A team led by BAE Systems that includes QinetiQ, Cranfield University, GE Aviation, SAIC, and SELEX Sensors & Airborne Systems has been assembled to deliver a battle-winning fleet of medium-weight armoured fighting vehicles for the British Army.
The team will compete for the role of Vehicle Integrator for the ‘Utility’ family of FRES (Future Rapid Effect System), the first and largest element of the programme. The successful bidder is expected to take an overseas vehicle design, and customise, manufacture and support it through life to meet UK Ministry of Defence (MoD) requirements.
The vehicle will be based on an eight-wheeled design currently being selected by the MoD and is expected to enter service from 2012. Some 7000 jobs will be sustained by the overall FRES programme.
BAE Systems Land Systems leads the FRES bid. Managing director Andrew Davies comments: “This team, and the know-how within our existing supplier base, can provide the British Army with a vital asset while giving the taxpayer value for money and ensuring the retention of key UK skills for the continued support and upgrade of all the British Army's in-service fleet of vehicles. We can also draw upon the global resources of BAE Systems, the world’s largest land systems company.”
“As the UK Defence Industrial Strategy states, and recent operational experience demonstrates, retention of key skills in the UK is vital if the front line is to be assured of receiving the service it needs. Over the past 18 months BAE Systems and its partners have responded on time to more than 80 Urgent Operational Requirements under which we have modified existing vehicles to meet new threats to our troops.
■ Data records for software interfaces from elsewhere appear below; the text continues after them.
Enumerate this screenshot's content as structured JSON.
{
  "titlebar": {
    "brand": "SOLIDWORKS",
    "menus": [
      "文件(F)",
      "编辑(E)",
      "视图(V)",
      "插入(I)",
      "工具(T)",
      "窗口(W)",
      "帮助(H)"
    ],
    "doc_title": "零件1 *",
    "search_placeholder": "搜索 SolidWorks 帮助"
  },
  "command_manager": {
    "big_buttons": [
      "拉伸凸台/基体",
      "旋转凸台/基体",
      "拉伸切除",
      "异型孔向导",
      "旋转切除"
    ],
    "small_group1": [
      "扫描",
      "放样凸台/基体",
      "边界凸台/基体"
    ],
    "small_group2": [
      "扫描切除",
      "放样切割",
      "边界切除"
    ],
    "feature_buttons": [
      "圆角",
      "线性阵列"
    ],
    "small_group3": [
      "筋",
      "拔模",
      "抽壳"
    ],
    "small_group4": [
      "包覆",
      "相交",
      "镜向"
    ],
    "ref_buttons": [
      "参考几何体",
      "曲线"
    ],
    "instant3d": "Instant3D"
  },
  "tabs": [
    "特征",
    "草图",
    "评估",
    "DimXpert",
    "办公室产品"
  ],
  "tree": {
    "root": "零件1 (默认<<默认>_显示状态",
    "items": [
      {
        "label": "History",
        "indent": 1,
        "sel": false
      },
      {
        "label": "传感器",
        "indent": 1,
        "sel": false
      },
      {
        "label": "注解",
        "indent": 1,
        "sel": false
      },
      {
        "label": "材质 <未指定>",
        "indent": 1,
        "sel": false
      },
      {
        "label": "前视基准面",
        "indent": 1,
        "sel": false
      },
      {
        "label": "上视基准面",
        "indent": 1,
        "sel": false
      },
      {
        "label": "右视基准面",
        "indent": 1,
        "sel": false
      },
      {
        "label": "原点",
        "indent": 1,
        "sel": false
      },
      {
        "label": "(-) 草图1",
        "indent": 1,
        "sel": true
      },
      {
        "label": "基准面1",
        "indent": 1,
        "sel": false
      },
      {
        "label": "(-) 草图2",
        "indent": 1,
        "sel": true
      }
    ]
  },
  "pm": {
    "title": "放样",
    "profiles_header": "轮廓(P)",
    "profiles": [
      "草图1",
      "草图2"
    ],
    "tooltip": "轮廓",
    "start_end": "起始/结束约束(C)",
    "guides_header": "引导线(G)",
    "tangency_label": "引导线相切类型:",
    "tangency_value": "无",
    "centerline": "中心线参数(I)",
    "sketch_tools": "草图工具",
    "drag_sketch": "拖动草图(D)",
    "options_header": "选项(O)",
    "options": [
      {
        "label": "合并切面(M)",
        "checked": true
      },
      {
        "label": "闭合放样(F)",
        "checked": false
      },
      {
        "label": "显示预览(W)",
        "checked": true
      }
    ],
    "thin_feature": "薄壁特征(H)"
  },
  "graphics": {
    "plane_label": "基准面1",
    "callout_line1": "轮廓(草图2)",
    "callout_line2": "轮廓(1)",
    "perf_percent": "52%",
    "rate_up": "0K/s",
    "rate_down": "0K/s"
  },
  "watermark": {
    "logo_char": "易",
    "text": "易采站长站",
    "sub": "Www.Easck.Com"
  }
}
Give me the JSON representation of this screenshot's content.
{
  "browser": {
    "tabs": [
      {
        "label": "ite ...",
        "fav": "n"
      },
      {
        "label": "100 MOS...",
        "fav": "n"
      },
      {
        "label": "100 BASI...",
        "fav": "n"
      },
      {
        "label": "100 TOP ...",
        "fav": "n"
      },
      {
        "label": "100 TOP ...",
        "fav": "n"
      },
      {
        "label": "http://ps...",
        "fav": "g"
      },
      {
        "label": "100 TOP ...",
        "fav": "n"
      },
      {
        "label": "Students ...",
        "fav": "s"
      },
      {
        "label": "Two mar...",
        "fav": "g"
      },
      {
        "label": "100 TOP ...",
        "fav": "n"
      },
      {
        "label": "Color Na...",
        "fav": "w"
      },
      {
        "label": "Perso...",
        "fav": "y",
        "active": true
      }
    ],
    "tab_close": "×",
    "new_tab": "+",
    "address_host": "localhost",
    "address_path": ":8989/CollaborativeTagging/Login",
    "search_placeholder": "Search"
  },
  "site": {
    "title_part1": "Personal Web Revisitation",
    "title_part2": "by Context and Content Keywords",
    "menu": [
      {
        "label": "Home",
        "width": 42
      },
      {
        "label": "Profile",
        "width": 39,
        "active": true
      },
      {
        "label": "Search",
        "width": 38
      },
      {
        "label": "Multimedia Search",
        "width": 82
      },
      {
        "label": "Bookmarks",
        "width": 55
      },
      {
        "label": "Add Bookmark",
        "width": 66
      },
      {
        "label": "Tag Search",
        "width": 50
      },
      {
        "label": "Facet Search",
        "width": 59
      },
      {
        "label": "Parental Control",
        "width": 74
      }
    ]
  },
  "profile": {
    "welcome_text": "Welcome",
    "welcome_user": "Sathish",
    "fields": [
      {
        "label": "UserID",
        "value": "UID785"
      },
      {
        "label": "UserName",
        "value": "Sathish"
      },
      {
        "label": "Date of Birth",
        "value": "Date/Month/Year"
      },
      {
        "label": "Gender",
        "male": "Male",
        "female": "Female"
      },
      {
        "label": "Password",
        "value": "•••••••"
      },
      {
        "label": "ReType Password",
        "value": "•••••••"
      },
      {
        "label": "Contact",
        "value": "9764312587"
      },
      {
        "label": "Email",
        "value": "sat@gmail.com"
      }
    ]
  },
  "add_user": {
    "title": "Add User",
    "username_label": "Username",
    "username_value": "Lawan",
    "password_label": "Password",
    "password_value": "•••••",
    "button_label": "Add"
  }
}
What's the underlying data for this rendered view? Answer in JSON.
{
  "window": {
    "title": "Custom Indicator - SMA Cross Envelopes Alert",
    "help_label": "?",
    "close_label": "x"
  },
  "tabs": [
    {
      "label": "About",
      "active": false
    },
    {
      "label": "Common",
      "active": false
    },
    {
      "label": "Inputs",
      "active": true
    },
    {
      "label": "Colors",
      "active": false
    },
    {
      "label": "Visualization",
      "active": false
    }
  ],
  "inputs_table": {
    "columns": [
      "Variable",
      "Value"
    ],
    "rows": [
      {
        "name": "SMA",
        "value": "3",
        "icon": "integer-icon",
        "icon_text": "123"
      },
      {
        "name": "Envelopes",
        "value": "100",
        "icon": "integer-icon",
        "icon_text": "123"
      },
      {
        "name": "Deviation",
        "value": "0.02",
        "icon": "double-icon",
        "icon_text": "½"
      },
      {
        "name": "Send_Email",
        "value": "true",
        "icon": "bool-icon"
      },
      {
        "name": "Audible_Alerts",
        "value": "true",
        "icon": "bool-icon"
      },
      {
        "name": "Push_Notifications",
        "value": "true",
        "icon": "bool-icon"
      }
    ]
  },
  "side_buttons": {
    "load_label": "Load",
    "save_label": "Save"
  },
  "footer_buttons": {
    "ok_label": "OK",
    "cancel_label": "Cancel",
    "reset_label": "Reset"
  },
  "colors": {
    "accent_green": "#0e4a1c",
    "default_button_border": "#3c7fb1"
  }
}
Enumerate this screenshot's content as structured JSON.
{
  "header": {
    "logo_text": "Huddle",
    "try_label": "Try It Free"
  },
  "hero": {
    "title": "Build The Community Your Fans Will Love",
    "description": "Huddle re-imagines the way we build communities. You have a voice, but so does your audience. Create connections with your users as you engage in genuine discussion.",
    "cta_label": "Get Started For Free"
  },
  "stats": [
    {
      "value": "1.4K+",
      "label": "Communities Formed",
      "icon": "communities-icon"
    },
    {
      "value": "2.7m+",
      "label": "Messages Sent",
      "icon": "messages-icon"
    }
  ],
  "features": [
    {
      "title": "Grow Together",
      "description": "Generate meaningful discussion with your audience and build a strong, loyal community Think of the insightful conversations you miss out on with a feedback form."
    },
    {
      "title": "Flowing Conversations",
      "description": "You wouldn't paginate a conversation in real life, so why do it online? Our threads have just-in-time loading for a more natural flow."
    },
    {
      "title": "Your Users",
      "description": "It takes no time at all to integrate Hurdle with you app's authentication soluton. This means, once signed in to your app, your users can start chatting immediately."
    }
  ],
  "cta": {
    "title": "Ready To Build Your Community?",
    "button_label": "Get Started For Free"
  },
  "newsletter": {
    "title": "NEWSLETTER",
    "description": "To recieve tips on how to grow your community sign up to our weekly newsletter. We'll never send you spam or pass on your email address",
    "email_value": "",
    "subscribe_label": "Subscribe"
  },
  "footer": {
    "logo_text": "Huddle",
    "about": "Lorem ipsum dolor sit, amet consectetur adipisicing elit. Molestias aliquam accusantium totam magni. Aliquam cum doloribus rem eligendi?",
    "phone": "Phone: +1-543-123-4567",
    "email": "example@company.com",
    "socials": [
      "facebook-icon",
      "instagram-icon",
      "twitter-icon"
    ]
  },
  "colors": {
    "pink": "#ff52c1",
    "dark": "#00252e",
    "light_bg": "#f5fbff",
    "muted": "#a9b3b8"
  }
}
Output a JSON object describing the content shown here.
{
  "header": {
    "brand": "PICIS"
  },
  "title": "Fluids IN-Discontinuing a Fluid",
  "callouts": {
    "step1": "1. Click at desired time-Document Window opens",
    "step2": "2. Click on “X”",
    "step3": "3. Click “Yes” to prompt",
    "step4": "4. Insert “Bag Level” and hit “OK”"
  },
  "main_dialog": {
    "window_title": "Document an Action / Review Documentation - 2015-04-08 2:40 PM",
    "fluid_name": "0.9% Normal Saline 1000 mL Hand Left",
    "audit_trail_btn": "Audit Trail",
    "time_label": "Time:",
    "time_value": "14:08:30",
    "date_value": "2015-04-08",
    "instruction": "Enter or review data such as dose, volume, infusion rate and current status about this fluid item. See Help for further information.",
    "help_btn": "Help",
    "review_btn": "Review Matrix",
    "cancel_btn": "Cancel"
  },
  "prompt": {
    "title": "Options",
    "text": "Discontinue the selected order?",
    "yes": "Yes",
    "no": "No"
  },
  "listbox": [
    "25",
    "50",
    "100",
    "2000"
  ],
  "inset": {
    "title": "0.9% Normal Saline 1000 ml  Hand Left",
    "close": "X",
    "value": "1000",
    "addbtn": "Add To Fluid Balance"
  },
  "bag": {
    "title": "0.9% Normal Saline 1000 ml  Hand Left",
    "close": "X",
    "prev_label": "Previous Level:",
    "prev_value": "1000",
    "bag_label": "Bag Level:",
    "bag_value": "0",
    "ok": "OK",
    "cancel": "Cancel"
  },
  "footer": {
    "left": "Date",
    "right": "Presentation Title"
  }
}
These are some of the skills, resources and experience we would bring to FRES.”
“QinetiQ is delighted to be part of this team which collectively possesses the necessary credentials to deliver such an important element of the FRES programme,” added Clive Richardson COO of QinetiQ’s EMEA operation. “Focussing on the needs of our armed forces is a top priority for QinetiQ. Therefore, being part of the FRES Utility Vehicle Integrator programme would present QinetiQ with an ideal opportunity to demonstrate pull through of its know-how, developed over many years in delivering MODs cutting edge research programmes that have shaped and underpin its current capabilities.”
FRES is worth up to £16bn for the acquisition phase. It will provide the British Army with up to 17 vehicle variants in five families for a wide range of battlefield tasks. These vehicles will be heavily protected but light enough to be deployed by air. More at: baesystems.com/fres
QinetiQ, from its Farnborough operation, would bring to bear expertise in survivability trades, ergonomics, whole-life costing, and assessment and management of emerging technologies to support sustainment of capability through life and lead on a number of key programme aspects, delivered in conjunction with team members. To date its work on FRES includes electronic architecture, local situation awareness, electric armour and long gap crossing technology demonstrator programmes.
The other Team members would deliver the following aspects of the FRES programme:
BAE Systems Land Systems would lead the delivery of the Utility Vehicle family programme and act as UK design authority through life in an alliance structure headed by the MoD. It would transition offshore manufacture to the UK and carry out final assembly, integration and test of the vehicles at its Newcastle plant. Its Leicester site would lead engineering work, with support activity at Telford. It has designed, manufactured and supported more than 95 per cent of the UK armoured fighting vehicle fleet and will bring this know-how to the FRES programme. It is in the middle of a £60m transformation of its vehicle engineering, manufacturing, support, training and supply operations, primarily to ensure timely delivery of the FRES programme.
BAE Systems Integrated Systems Technologies (Insyte) has already worked on electronic architecture for FRES. It would harness its expertise in training system integration, crew station design, electronic architecture and Bowman integration, at sites including Dunfermline and Frimley.
Cranfield University, based at the Defence Academy of the UK, Shrivenham, has been active within the FRES project since its inception on electronics architecture, systems engineering support, military requirements, trials support and planning. It would analyse supportability trade-offs and how the FRES Utility vehicle integrates with other FRES roles and the wider force.
GE Aviation would provide detailed knowledge of vehicle health and usage monitoring systems (HUMS), integrated computing, vehicle power management, crew station displays and controls and software management. The work would be performed by the Systems division of GE Aviation in Cheltenham and Eastleigh.
SAIC (Science Applications International Corporation) would bring proven programme management, and complex systems engineering, including unique tools and processes to the team. SAIC plays a significant role in the US Future Combat System programme and would bring similar expertise to bear for FRES. SAIC has key leadership positions within the team.
SELEX S&AS, a Finmeccanica company, would provide its expertise in the provision of integrated situation awareness, surveillance, target acquisition and survivability. This, together with the understanding gained from its investment in armoured fighting vehicle electronic architecture development, would be drawn from its facilities at Basildon, Luton, Edinburgh and Southampton.